Through this process, I realized that even though I'd acknowledged His strength and utter holiness, I had somehow managed to keep myself elevated to a position of control. I had allowed the enemy to suck the joy from one of the greatest cornerstone moments of my life. And how easily he'd been able to because of my great love for myself. My great need for control. The same things that Christ had broken me of 6 months before, on my knees in my living room at 4 am while the rest of the world went on with their day. I ignored what Christ had prevented, the health that He had given my child, and had made it about my actions-- this one small thing that I couldn't control. In the ease of my everyday life, in my lack of attention to the spiritual war that is always raging around me, I didn't give credence to "the immeasurable greatness of his power toward us who believe, according to the working of his great might.." (Eph 1:19). It was a humbling moment from a merciful God. Walking in humility is something that I continue to struggle with, and I imagine I always will (parenting is a good help with that! haha). It is still amazing to me the amount of ignorance I foster about my love for myself and how I easily go from day to day without recognizing how incapable I am and how sovereign He is. I am grateful for His unending kindness that leads me to repentance.

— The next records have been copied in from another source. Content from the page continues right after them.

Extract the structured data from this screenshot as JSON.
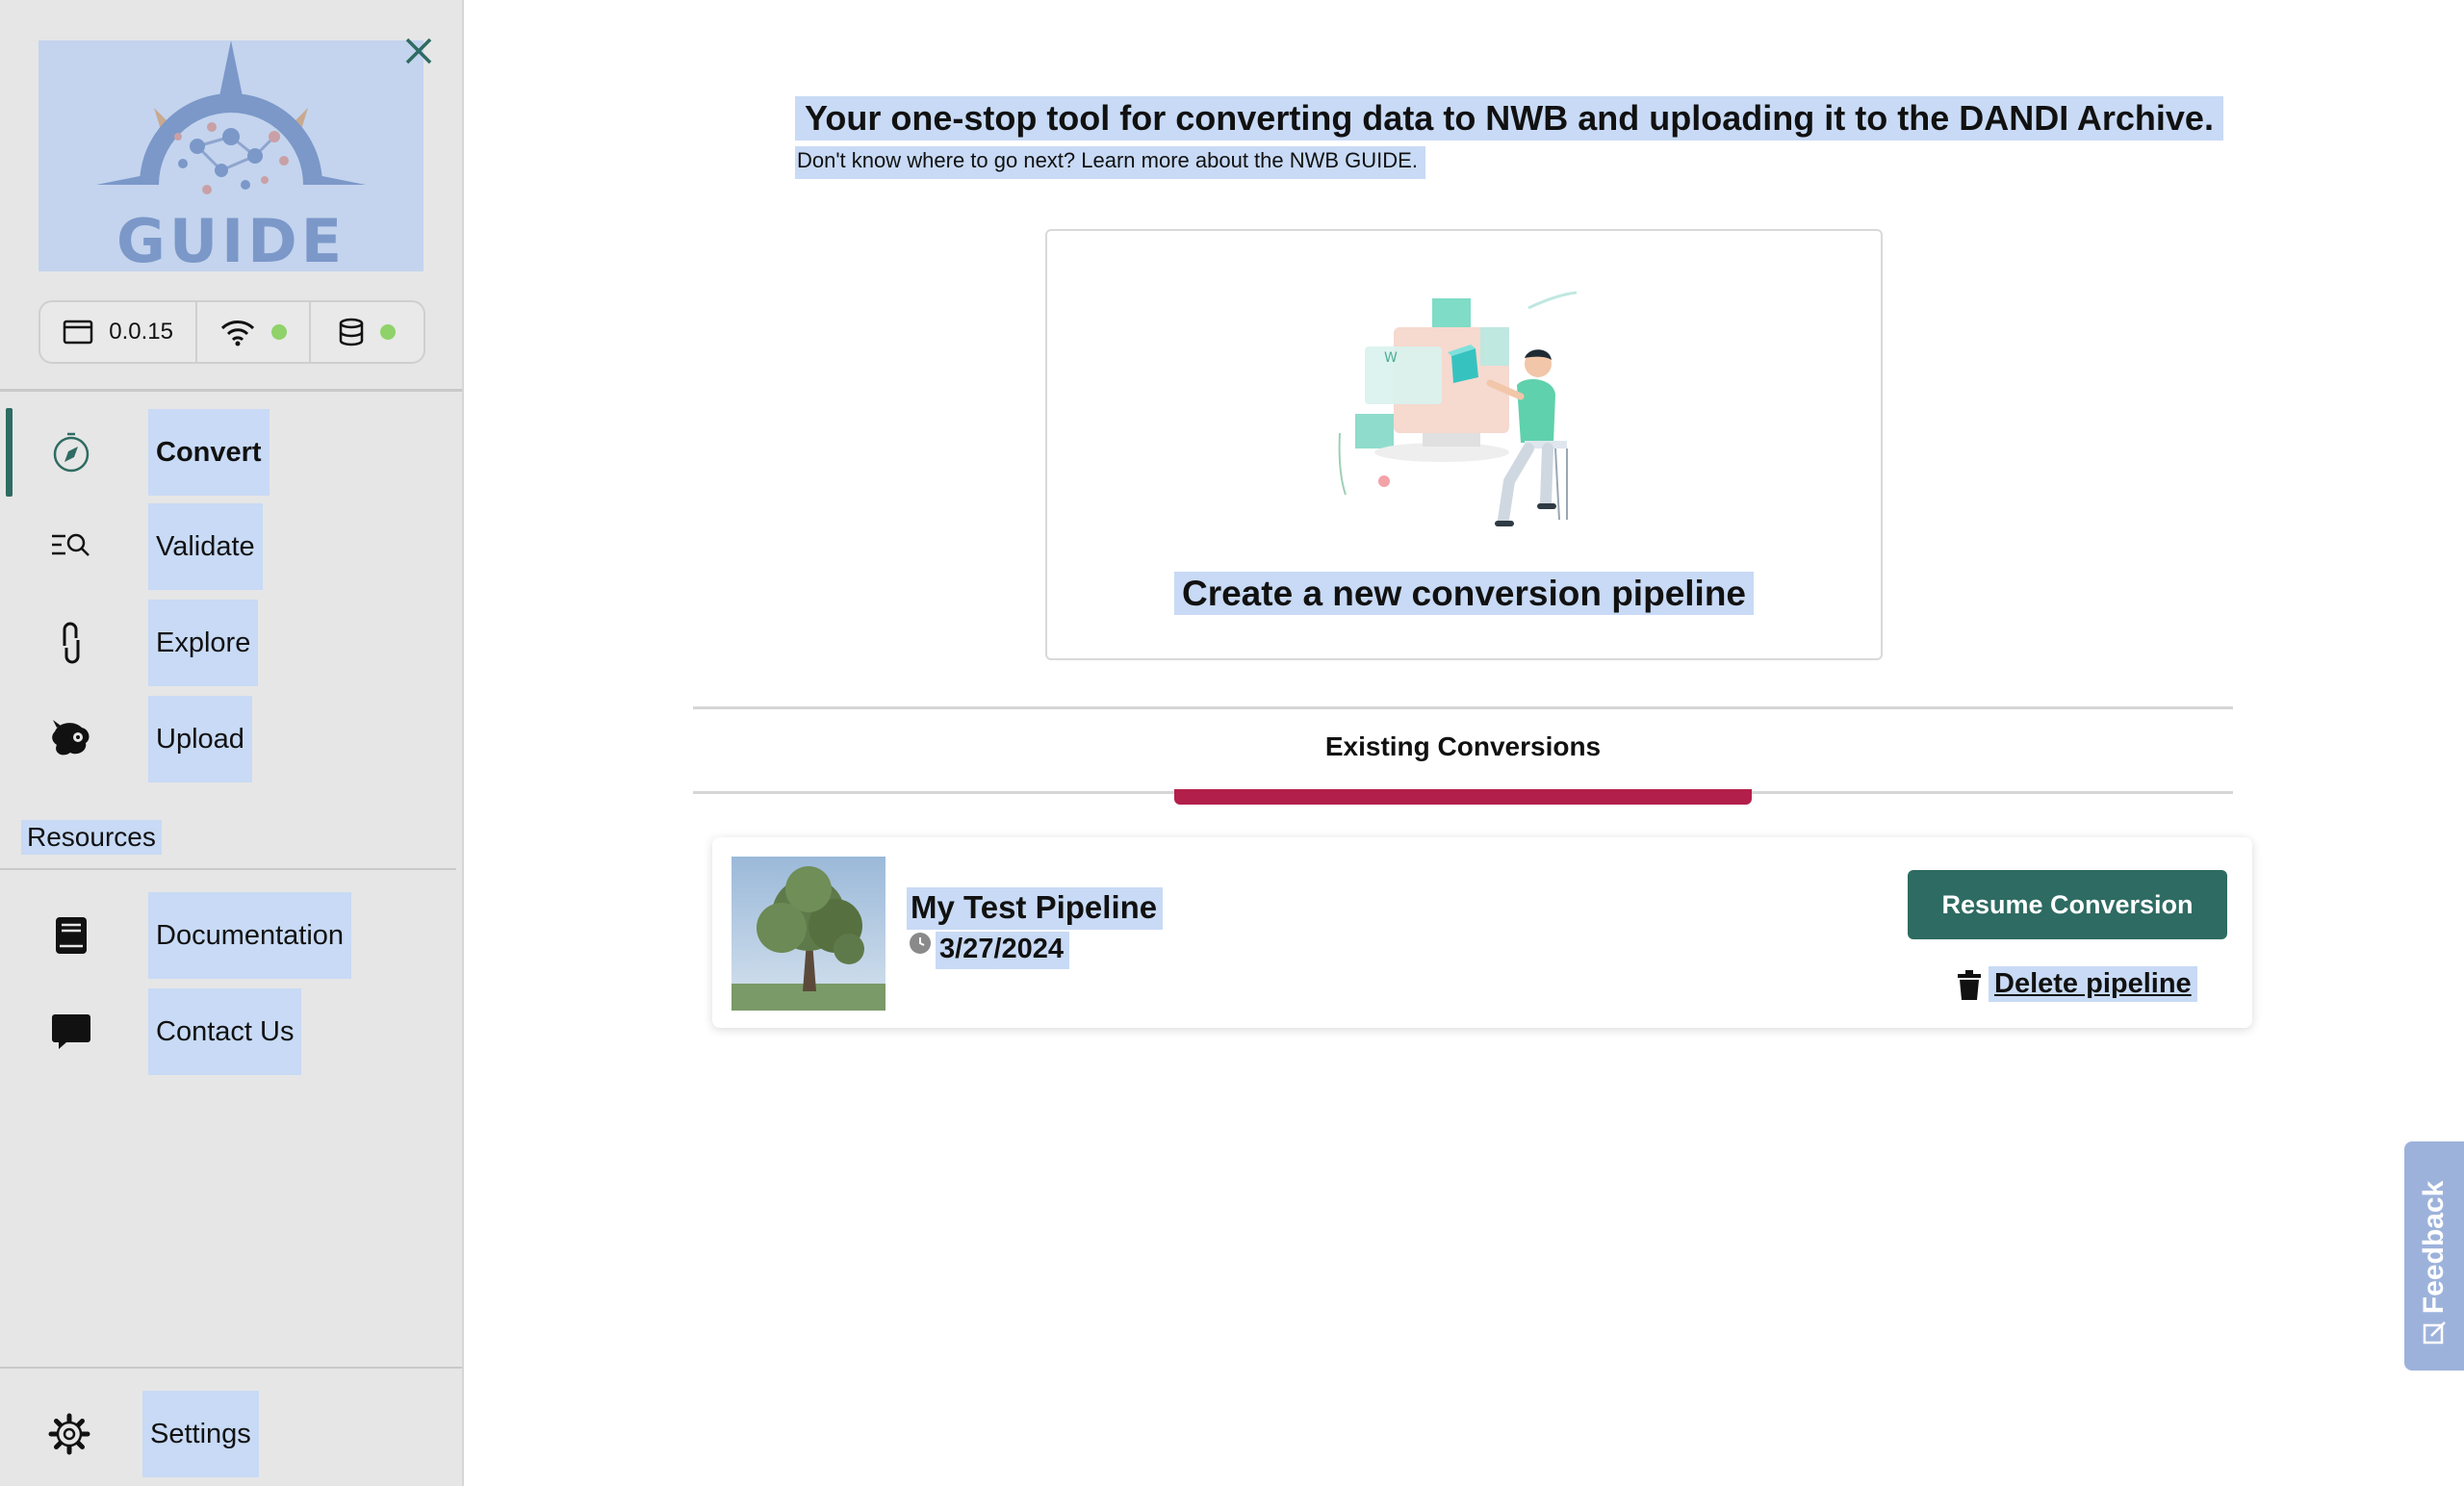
{
  "sidebar": {
    "version": "0.0.15",
    "nav": [
      {
        "label": "Convert",
        "icon": "compass-icon"
      },
      {
        "label": "Validate",
        "icon": "search-list-icon"
      },
      {
        "label": "Explore",
        "icon": "link-icon"
      },
      {
        "label": "Upload",
        "icon": "dandi-icon"
      }
    ],
    "resources_title": "Resources",
    "resources": [
      {
        "label": "Documentation",
        "icon": "book-icon"
      },
      {
        "label": "Contact Us",
        "icon": "chat-icon"
      }
    ],
    "settings_label": "Settings",
    "status_colors": {
      "online": "#8fd26a"
    }
  },
  "main": {
    "headline": "Your one-stop tool for converting data to NWB and uploading it to the DANDI Archive.",
    "subline": "Don't know where to go next? Learn more about the NWB GUIDE.",
    "new_pipeline_label": "Create a new conversion pipeline",
    "section_tab": "Existing Conversions",
    "pipeline": {
      "name": "My Test Pipeline",
      "date": "3/27/2024",
      "resume_label": "Resume Conversion",
      "delete_label": "Delete pipeline"
    }
  },
  "feedback_label": "Feedback",
  "colors": {
    "accent": "#2e6b62",
    "tab_indicator": "#b31f4b",
    "highlight": "#c8daf5"
  }
}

God showed His faithfulness even in my shallowness...Something that never ceases to touch my soul. Abi Kate was released from therapy in September. And in that time God reminded me to make much of Him and to make little of myself. Much to the surprise of her therapists, she never presented with or developed any physical delays as children with torticollis often do. We weren't surprised. :) He is good.
One of the scriptures that resonated with me from the moment I read "pregnant" on the at-home test to the present moments of our lives with Abi Kate.... The scripture painted in her room because I identify it as hers. It spoke perfectly to this experience. "The Lord has done GREAT things for us, and we are filled with JOY." Psalm 126:3